- Exercise brief: Print every entry again, precisely as written.

- Task data:
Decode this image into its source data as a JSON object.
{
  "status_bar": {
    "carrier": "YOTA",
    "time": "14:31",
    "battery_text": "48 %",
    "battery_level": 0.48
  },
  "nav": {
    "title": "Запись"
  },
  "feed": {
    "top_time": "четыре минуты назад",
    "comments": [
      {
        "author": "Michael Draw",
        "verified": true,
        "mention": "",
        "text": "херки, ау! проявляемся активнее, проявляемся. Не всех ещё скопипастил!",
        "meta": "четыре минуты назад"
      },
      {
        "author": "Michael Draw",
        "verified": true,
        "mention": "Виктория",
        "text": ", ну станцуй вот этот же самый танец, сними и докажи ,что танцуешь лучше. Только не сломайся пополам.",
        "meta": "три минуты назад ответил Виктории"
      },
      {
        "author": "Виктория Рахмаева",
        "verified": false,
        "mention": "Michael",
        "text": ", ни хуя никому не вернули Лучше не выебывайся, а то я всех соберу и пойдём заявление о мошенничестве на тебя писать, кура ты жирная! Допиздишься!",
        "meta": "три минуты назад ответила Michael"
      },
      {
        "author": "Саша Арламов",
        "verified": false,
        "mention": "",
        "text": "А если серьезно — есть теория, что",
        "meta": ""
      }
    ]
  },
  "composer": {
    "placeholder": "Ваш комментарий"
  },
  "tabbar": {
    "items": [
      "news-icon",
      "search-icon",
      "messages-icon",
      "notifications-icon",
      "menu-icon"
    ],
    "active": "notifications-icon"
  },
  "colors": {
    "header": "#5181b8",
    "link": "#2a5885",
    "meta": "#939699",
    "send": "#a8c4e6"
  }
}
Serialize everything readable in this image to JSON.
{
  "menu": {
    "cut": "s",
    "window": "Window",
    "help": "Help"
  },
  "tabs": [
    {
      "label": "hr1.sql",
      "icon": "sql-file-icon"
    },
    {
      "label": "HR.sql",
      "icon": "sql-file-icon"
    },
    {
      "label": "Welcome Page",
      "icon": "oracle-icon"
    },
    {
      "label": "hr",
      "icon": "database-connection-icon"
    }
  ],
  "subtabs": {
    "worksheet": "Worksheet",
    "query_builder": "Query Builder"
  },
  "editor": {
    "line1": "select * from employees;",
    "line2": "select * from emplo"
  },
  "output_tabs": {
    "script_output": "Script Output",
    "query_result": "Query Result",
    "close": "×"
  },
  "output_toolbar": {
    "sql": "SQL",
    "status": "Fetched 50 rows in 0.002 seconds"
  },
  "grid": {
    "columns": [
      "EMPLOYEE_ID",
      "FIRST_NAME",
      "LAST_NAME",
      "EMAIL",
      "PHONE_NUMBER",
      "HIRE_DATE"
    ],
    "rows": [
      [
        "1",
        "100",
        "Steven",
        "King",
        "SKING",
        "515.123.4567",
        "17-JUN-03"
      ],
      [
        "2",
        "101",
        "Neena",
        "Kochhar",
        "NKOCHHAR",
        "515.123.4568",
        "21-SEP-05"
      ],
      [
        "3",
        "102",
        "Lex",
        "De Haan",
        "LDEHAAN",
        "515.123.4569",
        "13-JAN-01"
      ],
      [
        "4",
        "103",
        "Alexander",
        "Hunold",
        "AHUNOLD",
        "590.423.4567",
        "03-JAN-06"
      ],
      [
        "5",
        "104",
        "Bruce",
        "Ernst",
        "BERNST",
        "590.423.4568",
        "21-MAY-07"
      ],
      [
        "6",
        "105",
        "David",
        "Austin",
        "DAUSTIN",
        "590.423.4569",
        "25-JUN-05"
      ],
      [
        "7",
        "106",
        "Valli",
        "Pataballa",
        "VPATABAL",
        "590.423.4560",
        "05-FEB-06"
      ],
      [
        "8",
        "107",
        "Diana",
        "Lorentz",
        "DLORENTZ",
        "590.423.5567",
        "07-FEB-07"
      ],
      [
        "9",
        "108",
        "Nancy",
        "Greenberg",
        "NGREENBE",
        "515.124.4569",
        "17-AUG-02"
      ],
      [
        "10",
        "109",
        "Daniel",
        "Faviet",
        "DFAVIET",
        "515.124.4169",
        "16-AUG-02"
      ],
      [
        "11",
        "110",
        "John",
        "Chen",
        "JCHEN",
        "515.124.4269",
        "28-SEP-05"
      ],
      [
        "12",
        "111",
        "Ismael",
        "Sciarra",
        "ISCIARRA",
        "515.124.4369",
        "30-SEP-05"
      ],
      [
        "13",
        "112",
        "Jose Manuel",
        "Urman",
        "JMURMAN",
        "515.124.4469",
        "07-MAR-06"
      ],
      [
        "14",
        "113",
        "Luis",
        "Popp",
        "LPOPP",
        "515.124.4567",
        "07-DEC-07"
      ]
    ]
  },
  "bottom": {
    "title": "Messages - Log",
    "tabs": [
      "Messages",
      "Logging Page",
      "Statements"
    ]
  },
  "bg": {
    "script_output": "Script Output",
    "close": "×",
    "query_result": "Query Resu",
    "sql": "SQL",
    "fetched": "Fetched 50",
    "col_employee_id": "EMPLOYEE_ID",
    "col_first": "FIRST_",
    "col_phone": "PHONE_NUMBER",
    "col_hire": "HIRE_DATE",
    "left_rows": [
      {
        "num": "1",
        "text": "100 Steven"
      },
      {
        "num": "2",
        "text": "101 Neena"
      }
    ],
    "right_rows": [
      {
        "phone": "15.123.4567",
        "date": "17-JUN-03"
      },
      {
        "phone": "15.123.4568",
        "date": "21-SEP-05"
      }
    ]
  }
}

- Written response:
Decode this image into its source data as a JSON object.
{
  "status_bar": {
    "carrier": "YOTA",
    "time": "14:31",
    "battery_text": "48 %",
    "battery_level": 0.48
  },
  "nav": {
    "title": "Запись"
  },
  "feed": {
    "top_time": "четыре минуты назад",
    "comments": [
      {
        "author": "Michael Draw",
        "verified": true,
        "mention": "",
        "text": "херки, ау! проявляемся активнее, проявляемся. Не всех ещё скопипастил!",
        "meta": "четыре минуты назад"
      },
      {
        "author": "Michael Draw",
        "verified": true,
        "mention": "Виктория",
        "text": ", ну станцуй вот этот же самый танец, сними и докажи ,что танцуешь лучше. Только не сломайся пополам.",
        "meta": "три минуты назад ответил Виктории"
      },
      {
        "author": "Виктория Рахмаева",
        "verified": false,
        "mention": "Michael",
        "text": ", ни хуя никому не вернули Лучше не выебывайся, а то я всех соберу и пойдём заявление о мошенничестве на тебя писать, кура ты жирная! Допиздишься!",
        "meta": "три минуты назад ответила Michael"
      },
      {
        "author": "Саша Арламов",
        "verified": false,
        "mention": "",
        "text": "А если серьезно — есть теория, что",
        "meta": ""
      }
    ]
  },
  "composer": {
    "placeholder": "Ваш комментарий"
  },
  "tabbar": {
    "items": [
      "news-icon",
      "search-icon",
      "messages-icon",
      "notifications-icon",
      "menu-icon"
    ],
    "active": "notifications-icon"
  },
  "colors": {
    "header": "#5181b8",
    "link": "#2a5885",
    "meta": "#939699",
    "send": "#a8c4e6"
  }
}
Serialize everything readable in this image to JSON.
{
  "menu": {
    "cut": "s",
    "window": "Window",
    "help": "Help"
  },
  "tabs": [
    {
      "label": "hr1.sql",
      "icon": "sql-file-icon"
    },
    {
      "label": "HR.sql",
      "icon": "sql-file-icon"
    },
    {
      "label": "Welcome Page",
      "icon": "oracle-icon"
    },
    {
      "label": "hr",
      "icon": "database-connection-icon"
    }
  ],
  "subtabs": {
    "worksheet": "Worksheet",
    "query_builder": "Query Builder"
  },
  "editor": {
    "line1": "select * from employees;",
    "line2": "select * from emplo"
  },
  "output_tabs": {
    "script_output": "Script Output",
    "query_result": "Query Result",
    "close": "×"
  },
  "output_toolbar": {
    "sql": "SQL",
    "status": "Fetched 50 rows in 0.002 seconds"
  },
  "grid": {
    "columns": [
      "EMPLOYEE_ID",
      "FIRST_NAME",
      "LAST_NAME",
      "EMAIL",
      "PHONE_NUMBER",
      "HIRE_DATE"
    ],
    "rows": [
      [
        "1",
        "100",
        "Steven",
        "King",
        "SKING",
        "515.123.4567",
        "17-JUN-03"
      ],
      [
        "2",
        "101",
        "Neena",
        "Kochhar",
        "NKOCHHAR",
        "515.123.4568",
        "21-SEP-05"
      ],
      [
        "3",
        "102",
        "Lex",
        "De Haan",
        "LDEHAAN",
        "515.123.4569",
        "13-JAN-01"
      ],
      [
        "4",
        "103",
        "Alexander",
        "Hunold",
        "AHUNOLD",
        "590.423.4567",
        "03-JAN-06"
      ],
      [
        "5",
        "104",
        "Bruce",
        "Ernst",
        "BERNST",
        "590.423.4568",
        "21-MAY-07"
      ],
      [
        "6",
        "105",
        "David",
        "Austin",
        "DAUSTIN",
        "590.423.4569",
        "25-JUN-05"
      ],
      [
        "7",
        "106",
        "Valli",
        "Pataballa",
        "VPATABAL",
        "590.423.4560",
        "05-FEB-06"
      ],
      [
        "8",
        "107",
        "Diana",
        "Lorentz",
        "DLORENTZ",
        "590.423.5567",
        "07-FEB-07"
      ],
      [
        "9",
        "108",
        "Nancy",
        "Greenberg",
        "NGREENBE",
        "515.124.4569",
        "17-AUG-02"
      ],
      [
        "10",
        "109",
        "Daniel",
        "Faviet",
        "DFAVIET",
        "515.124.4169",
        "16-AUG-02"
      ],
      [
        "11",
        "110",
        "John",
        "Chen",
        "JCHEN",
        "515.124.4269",
        "28-SEP-05"
      ],
      [
        "12",
        "111",
        "Ismael",
        "Sciarra",
        "ISCIARRA",
        "515.124.4369",
        "30-SEP-05"
      ],
      [
        "13",
        "112",
        "Jose Manuel",
        "Urman",
        "JMURMAN",
        "515.124.4469",
        "07-MAR-06"
      ],
      [
        "14",
        "113",
        "Luis",
        "Popp",
        "LPOPP",
        "515.124.4567",
        "07-DEC-07"
      ]
    ]
  },
  "bottom": {
    "title": "Messages - Log",
    "tabs": [
      "Messages",
      "Logging Page",
      "Statements"
    ]
  },
  "bg": {
    "script_output": "Script Output",
    "close": "×",
    "query_result": "Query Resu",
    "sql": "SQL",
    "fetched": "Fetched 50",
    "col_employee_id": "EMPLOYEE_ID",
    "col_first": "FIRST_",
    "col_phone": "PHONE_NUMBER",
    "col_hire": "HIRE_DATE",
    "left_rows": [
      {
        "num": "1",
        "text": "100 Steven"
      },
      {
        "num": "2",
        "text": "101 Neena"
      }
    ],
    "right_rows": [
      {
        "phone": "15.123.4567",
        "date": "17-JUN-03"
      },
      {
        "phone": "15.123.4568",
        "date": "21-SEP-05"
      }
    ]
  }
}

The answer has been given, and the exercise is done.